And it is Ulrich, professor at Ross Business School, University of Michigan, who tops the Most Influential International Thinker list for the second year. In fact, he has been in a number one thinker spot in these rankings since they launched back in 2005. With comments such as "the HR guru" and "the father of modern HR", it is no surprise he continues to be influential.
One respondent said he was "the great HR consultant whose concepts are understood and used in the workplace", while another said he was "always pushing the boundaries and making us think". Moreover, he is still highly active in chronicling the evolution of HR performance and professionalism. He is currently leading with Wayne Brockbank the latest Human Resource Competency Study - a global five-year study co-sponsored by the Ross School of Business and RBL Group. He is investigating the people questions behind why investors invest in companies, with plans to define how investors can begin to look at leadership and other HR issues.
Ulrich has also just produced a new eBook for HR magazine, in conjunction with Norm Smallwood, examing what leadership is.
There are many HR director and thinkers who are having a major impact on their businesses and on the development of people strategy. These rankings feature the people that those in the field believe have the most influence on themselves, their business, strategy and in the general economy. In HR, they represent the very best.
The Hall of Fame
This year, HR magazine launched The Lifetime Achievement Award: the highest accolade bestowed by the publication on an individual, in recognition of their outstanding and exceptional contribution to HR thinking or practice. Winners take their place in the new HR Most Influential Hall of Fame.
The first winner is described by leading HR directors and academics as "a great thinker and communicator" with "very innovative and reflective ideas". He is a "baseline must-read" whose theories have stood the test of time and who is "to the fore and inspiring". Quite simply, this person is "the original" whom "others only imitate".

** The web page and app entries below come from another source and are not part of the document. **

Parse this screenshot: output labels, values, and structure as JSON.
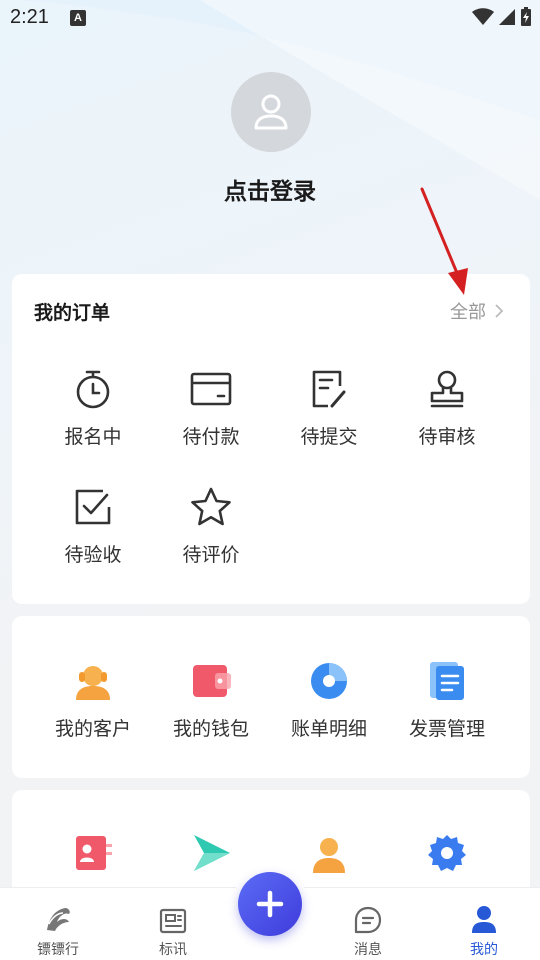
{
  "status_bar": {
    "time": "2:21",
    "notification_letter": "A"
  },
  "profile": {
    "login_label": "点击登录"
  },
  "orders": {
    "title": "我的订单",
    "all_label": "全部",
    "items": [
      {
        "label": "报名中",
        "icon": "stopwatch-icon"
      },
      {
        "label": "待付款",
        "icon": "wallet-card-icon"
      },
      {
        "label": "待提交",
        "icon": "document-edit-icon"
      },
      {
        "label": "待审核",
        "icon": "stamp-icon"
      },
      {
        "label": "待验收",
        "icon": "checkbox-icon"
      },
      {
        "label": "待评价",
        "icon": "star-icon"
      }
    ]
  },
  "services": {
    "items": [
      {
        "label": "我的客户",
        "icon": "customer-icon",
        "color": "#f4a340"
      },
      {
        "label": "我的钱包",
        "icon": "wallet-icon",
        "color": "#f0596a"
      },
      {
        "label": "账单明细",
        "icon": "pie-chart-icon",
        "color": "#3a8cf0"
      },
      {
        "label": "发票管理",
        "icon": "invoice-icon",
        "color": "#3a8cf0"
      }
    ]
  },
  "more": {
    "items": [
      {
        "icon": "id-card-icon",
        "color": "#f0596a"
      },
      {
        "icon": "send-arrow-icon",
        "color": "#2ec9b0"
      },
      {
        "icon": "person-icon",
        "color": "#f4a340"
      },
      {
        "icon": "settings-gear-icon",
        "color": "#3a7cf0"
      }
    ]
  },
  "bottom_nav": {
    "items": [
      {
        "label": "镖镖行",
        "icon": "horse-logo-icon"
      },
      {
        "label": "标讯",
        "icon": "newspaper-icon"
      },
      {
        "label": "消息",
        "icon": "message-bubble-icon"
      },
      {
        "label": "我的",
        "icon": "user-profile-icon",
        "active": true
      }
    ],
    "fab_icon": "plus-icon"
  },
  "colors": {
    "accent": "#2759d6",
    "fab": "#4a4ee8",
    "annotation": "#d42020"
  }
}
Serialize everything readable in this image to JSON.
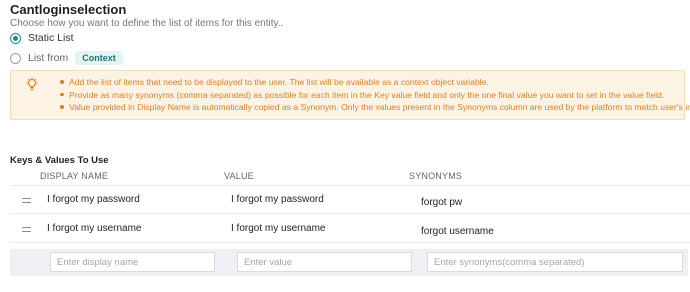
{
  "header": {
    "title": "Cantloginselection",
    "subtitle": "Choose how you want to define the list of items for this entity.."
  },
  "options": {
    "static_label": "Static List",
    "list_from_label": "List from",
    "context_badge": "Context",
    "selected": "Static List"
  },
  "info": {
    "icon": "lightbulb-icon",
    "items": [
      "Add the list of items that need to be displayed to the user. The list will be available as a context object variable.",
      "Provide as many synonyms (comma separated) as possible for each item in the Key value field and only the one final value you want to set in the value field.",
      "Value provided in Display Name is automatically copied as a Synonym. Only the values present in the Synonyms column are used by the platform to match user's input."
    ]
  },
  "table": {
    "section_title": "Keys & Values To Use",
    "columns": [
      "DISPLAY NAME",
      "VALUE",
      "SYNONYMS"
    ],
    "rows": [
      {
        "display": "I forgot my password",
        "value": "I forgot my password",
        "synonyms": "forgot pw"
      },
      {
        "display": "I forgot my username",
        "value": "I forgot my username",
        "synonyms": "forgot username"
      }
    ],
    "new_row": {
      "display_placeholder": "Enter display name",
      "value_placeholder": "Enter value",
      "synonyms_placeholder": "Enter synonyms(comma separated)"
    }
  },
  "colors": {
    "accent": "#1a8c8c",
    "info_bg": "#fcf3e4",
    "info_text": "#d9822b"
  }
}
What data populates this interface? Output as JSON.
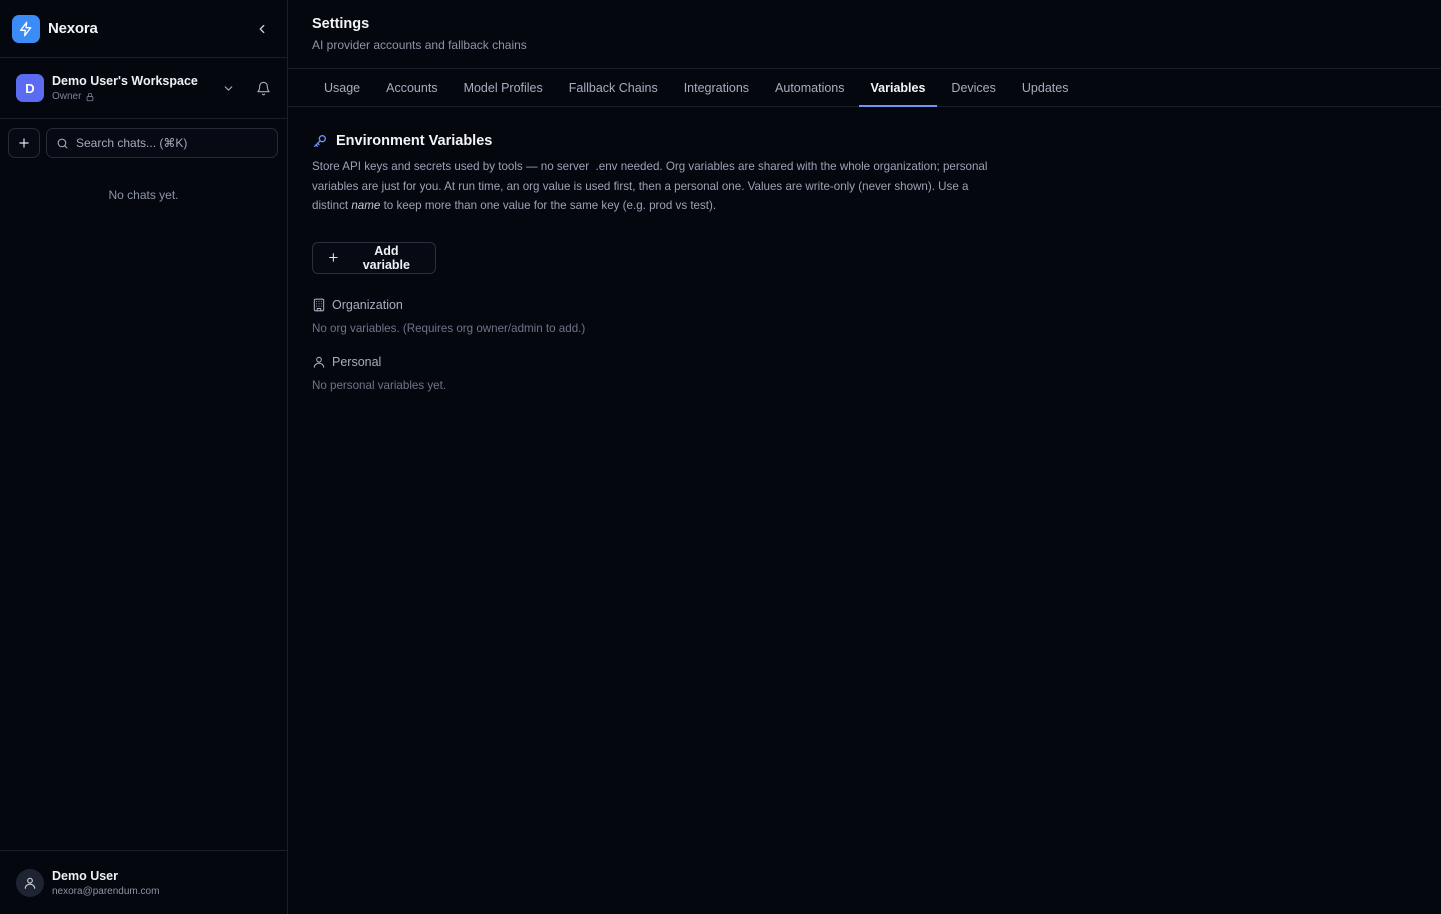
{
  "brand": {
    "name": "Nexora"
  },
  "workspace": {
    "initial": "D",
    "name": "Demo User's Workspace",
    "role": "Owner"
  },
  "search": {
    "placeholder": "Search chats... (⌘K)"
  },
  "chats": {
    "empty_text": "No chats yet."
  },
  "user": {
    "name": "Demo User",
    "email": "nexora@parendum.com"
  },
  "header": {
    "title": "Settings",
    "subtitle": "AI provider accounts and fallback chains"
  },
  "tabs": [
    {
      "label": "Usage",
      "active": false
    },
    {
      "label": "Accounts",
      "active": false
    },
    {
      "label": "Model Profiles",
      "active": false
    },
    {
      "label": "Fallback Chains",
      "active": false
    },
    {
      "label": "Integrations",
      "active": false
    },
    {
      "label": "Automations",
      "active": false
    },
    {
      "label": "Variables",
      "active": true
    },
    {
      "label": "Devices",
      "active": false
    },
    {
      "label": "Updates",
      "active": false
    }
  ],
  "env": {
    "title": "Environment Variables",
    "desc_part1": "Store API keys and secrets used by tools — no server",
    "desc_code": ".env",
    "desc_part2": "needed. Org variables are shared with the whole organization; personal variables are just for you. At run time, an org value is used first, then a personal one. Values are write-only (never shown). Use a distinct",
    "desc_em": "name",
    "desc_part3": "to keep more than one value for the same key (e.g. prod vs test).",
    "add_label": "Add variable"
  },
  "groups": {
    "organization": {
      "title": "Organization",
      "empty": "No org variables. (Requires org owner/admin to add.)"
    },
    "personal": {
      "title": "Personal",
      "empty": "No personal variables yet."
    }
  },
  "colors": {
    "accent": "#6f95f5",
    "brand": "#3b8cf6",
    "workspace_avatar": "#5b6cf0",
    "background": "#05070f"
  }
}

The first recipient of this award is Charles Handy, author, broadcaster, lecturer and social philosopher (pictured centre, between Ceridian MD Dough Sawers and HR editor, Siân Harrington).
Handy has been writing and broadcasting about organisational behaviour and management for more than three decades and is a must-read for people in the field. One HR director describes him as being "as close to a people philosopher as you can get".
He began his career at Royal Dutch Shell, before joining London Business School, becoming professor in 1972. In 1977, he worked at the conference and study centre at Windsor Castle, concerned with ethics and values in society. He is known to many in the UK for his 'Thought for the Day' slot on BBC Radio 4's Today programme.
Among his seminal works are Understanding Organizations (1976),?The Future of Work (1984), Gods of Management (1986), The Making of Managers (1988) and The Age of Unreason (2002).
For more information on the 2011 rankings, go to www.hrmostinfluential.com, where you can see photos and biographies, people updates, previous rankings and more information from our sponsor Ceridian and research partner Ashridge. We will also be producing a special supplement with November's issue of HR magazine.